┌────────
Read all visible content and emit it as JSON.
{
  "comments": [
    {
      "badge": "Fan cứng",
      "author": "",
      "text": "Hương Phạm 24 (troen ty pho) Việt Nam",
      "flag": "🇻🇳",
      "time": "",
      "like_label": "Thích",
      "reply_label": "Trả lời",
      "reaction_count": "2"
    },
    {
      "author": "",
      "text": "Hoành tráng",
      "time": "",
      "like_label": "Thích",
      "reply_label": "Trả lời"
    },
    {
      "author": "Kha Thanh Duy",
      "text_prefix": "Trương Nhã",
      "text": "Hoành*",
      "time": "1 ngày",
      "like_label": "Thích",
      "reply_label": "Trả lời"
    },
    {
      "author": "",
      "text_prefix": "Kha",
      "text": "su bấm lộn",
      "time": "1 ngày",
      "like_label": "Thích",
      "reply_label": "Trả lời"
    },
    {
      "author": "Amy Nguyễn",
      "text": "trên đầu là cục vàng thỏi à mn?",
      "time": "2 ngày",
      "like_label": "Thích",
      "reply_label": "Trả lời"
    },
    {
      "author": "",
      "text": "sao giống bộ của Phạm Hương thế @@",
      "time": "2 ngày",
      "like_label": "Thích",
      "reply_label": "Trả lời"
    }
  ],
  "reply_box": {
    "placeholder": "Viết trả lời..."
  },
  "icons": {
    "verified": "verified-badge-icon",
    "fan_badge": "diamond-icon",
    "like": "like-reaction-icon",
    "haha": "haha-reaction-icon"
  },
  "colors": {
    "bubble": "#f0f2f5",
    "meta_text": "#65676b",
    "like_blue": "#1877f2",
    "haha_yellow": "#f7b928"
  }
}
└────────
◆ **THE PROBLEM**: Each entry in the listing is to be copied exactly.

◆ **ANSWER BELOW**:
Read all visible content and emit it as JSON.
{
  "comments": [
    {
      "badge": "Fan cứng",
      "author": "",
      "text": "Hương Phạm 24 (troen ty pho) Việt Nam",
      "flag": "🇻🇳",
      "time": "",
      "like_label": "Thích",
      "reply_label": "Trả lời",
      "reaction_count": "2"
    },
    {
      "author": "",
      "text": "Hoành tráng",
      "time": "",
      "like_label": "Thích",
      "reply_label": "Trả lời"
    },
    {
      "author": "Kha Thanh Duy",
      "text_prefix": "Trương Nhã",
      "text": "Hoành*",
      "time": "1 ngày",
      "like_label": "Thích",
      "reply_label": "Trả lời"
    },
    {
      "author": "",
      "text_prefix": "Kha",
      "text": "su bấm lộn",
      "time": "1 ngày",
      "like_label": "Thích",
      "reply_label": "Trả lời"
    },
    {
      "author": "Amy Nguyễn",
      "text": "trên đầu là cục vàng thỏi à mn?",
      "time": "2 ngày",
      "like_label": "Thích",
      "reply_label": "Trả lời"
    },
    {
      "author": "",
      "text": "sao giống bộ của Phạm Hương thế @@",
      "time": "2 ngày",
      "like_label": "Thích",
      "reply_label": "Trả lời"
    }
  ],
  "reply_box": {
    "placeholder": "Viết trả lời..."
  },
  "icons": {
    "verified": "verified-badge-icon",
    "fan_badge": "diamond-icon",
    "like": "like-reaction-icon",
    "haha": "haha-reaction-icon"
  },
  "colors": {
    "bubble": "#f0f2f5",
    "meta_text": "#65676b",
    "like_blue": "#1877f2",
    "haha_yellow": "#f7b928"
  }
}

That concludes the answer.